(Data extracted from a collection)

= = = = = = =

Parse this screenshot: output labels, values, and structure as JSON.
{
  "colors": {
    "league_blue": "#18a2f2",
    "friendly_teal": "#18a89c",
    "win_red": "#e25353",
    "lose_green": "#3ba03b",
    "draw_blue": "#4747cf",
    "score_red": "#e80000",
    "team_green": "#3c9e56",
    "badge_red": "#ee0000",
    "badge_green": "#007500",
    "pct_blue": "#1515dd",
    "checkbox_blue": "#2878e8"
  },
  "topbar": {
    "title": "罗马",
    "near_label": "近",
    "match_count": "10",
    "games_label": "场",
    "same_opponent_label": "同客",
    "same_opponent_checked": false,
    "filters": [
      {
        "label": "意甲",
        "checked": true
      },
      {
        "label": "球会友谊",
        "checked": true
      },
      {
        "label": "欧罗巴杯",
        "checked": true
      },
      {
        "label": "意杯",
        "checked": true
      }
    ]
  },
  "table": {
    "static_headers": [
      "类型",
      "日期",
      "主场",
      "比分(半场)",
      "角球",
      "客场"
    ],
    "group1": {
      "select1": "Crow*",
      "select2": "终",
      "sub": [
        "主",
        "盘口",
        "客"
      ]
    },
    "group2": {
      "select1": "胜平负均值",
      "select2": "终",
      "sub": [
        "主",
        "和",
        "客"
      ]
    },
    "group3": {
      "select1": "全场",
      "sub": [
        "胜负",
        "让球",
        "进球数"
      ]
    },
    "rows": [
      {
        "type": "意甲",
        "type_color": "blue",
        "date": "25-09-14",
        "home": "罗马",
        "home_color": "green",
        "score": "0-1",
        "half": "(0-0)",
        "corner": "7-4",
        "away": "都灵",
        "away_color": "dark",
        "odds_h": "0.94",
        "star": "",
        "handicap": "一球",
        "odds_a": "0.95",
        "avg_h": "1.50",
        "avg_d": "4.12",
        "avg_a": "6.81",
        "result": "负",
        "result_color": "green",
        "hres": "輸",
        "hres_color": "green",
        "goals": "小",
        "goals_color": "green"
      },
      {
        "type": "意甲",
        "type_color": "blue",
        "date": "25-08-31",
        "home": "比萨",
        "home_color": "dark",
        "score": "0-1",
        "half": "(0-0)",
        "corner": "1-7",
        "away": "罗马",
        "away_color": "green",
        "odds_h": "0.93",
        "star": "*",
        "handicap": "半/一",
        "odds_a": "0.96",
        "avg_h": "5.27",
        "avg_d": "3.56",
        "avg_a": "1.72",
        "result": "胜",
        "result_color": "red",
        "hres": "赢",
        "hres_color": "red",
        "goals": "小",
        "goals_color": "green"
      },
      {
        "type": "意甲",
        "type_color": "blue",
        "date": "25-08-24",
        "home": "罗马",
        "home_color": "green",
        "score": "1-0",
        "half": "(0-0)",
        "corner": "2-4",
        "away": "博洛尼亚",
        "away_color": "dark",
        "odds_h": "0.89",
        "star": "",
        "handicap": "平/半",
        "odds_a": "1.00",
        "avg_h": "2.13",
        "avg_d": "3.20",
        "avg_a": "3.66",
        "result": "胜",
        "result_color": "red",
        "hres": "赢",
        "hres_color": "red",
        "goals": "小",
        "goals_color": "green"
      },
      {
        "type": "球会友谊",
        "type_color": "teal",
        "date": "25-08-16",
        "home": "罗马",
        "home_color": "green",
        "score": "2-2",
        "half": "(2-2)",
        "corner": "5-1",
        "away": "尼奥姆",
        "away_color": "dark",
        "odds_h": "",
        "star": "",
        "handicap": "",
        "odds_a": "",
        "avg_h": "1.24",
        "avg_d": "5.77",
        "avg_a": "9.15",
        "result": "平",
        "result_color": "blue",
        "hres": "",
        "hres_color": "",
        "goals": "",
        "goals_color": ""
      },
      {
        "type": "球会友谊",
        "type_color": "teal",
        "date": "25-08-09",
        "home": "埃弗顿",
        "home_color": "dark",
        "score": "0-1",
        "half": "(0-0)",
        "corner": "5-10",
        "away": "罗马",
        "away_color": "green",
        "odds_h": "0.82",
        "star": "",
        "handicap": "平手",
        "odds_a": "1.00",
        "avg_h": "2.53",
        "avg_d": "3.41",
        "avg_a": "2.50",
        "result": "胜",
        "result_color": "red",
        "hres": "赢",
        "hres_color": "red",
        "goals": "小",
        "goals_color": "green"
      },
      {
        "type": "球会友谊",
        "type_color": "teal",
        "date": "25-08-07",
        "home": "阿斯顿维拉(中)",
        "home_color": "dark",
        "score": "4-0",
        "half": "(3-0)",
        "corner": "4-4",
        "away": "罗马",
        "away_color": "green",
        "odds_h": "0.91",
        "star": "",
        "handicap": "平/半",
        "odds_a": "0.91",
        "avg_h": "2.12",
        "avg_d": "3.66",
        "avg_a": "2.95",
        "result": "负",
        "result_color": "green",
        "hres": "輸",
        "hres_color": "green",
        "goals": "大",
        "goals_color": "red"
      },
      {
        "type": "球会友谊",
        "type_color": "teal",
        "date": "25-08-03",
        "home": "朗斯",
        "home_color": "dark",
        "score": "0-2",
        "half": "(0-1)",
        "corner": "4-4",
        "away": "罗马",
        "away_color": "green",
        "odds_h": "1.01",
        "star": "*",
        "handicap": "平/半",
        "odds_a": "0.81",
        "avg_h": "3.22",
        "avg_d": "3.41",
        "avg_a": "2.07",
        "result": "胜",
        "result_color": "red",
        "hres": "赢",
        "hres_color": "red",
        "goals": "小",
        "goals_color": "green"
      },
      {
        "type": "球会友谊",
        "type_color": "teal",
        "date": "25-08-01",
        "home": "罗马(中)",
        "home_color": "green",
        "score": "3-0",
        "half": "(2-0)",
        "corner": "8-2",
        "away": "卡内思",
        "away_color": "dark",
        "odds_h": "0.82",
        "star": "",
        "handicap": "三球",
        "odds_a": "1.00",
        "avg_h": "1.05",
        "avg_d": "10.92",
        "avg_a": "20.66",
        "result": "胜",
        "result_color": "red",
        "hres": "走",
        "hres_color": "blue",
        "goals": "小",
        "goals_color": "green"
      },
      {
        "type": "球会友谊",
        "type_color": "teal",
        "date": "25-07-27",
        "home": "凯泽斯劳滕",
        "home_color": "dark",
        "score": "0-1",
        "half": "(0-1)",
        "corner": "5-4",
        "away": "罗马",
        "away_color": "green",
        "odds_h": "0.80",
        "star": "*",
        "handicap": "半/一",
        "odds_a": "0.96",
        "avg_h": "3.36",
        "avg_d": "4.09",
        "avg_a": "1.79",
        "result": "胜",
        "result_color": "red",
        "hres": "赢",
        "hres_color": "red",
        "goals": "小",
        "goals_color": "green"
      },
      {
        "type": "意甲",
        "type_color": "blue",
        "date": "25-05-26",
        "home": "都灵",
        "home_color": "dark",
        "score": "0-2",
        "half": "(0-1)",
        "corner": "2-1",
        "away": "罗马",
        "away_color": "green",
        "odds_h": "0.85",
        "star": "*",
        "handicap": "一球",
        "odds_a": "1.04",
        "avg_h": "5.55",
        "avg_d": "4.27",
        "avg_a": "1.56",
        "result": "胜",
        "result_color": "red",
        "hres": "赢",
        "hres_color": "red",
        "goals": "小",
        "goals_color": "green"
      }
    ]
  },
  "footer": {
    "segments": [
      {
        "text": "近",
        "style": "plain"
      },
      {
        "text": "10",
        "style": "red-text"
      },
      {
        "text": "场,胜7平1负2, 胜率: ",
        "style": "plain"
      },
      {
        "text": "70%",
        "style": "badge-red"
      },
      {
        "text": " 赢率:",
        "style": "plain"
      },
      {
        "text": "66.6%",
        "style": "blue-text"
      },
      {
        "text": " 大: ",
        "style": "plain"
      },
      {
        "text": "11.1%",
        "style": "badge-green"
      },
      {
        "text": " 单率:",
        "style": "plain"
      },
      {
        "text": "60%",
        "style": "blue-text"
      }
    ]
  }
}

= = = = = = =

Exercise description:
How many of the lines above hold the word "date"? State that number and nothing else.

Exercise output:
10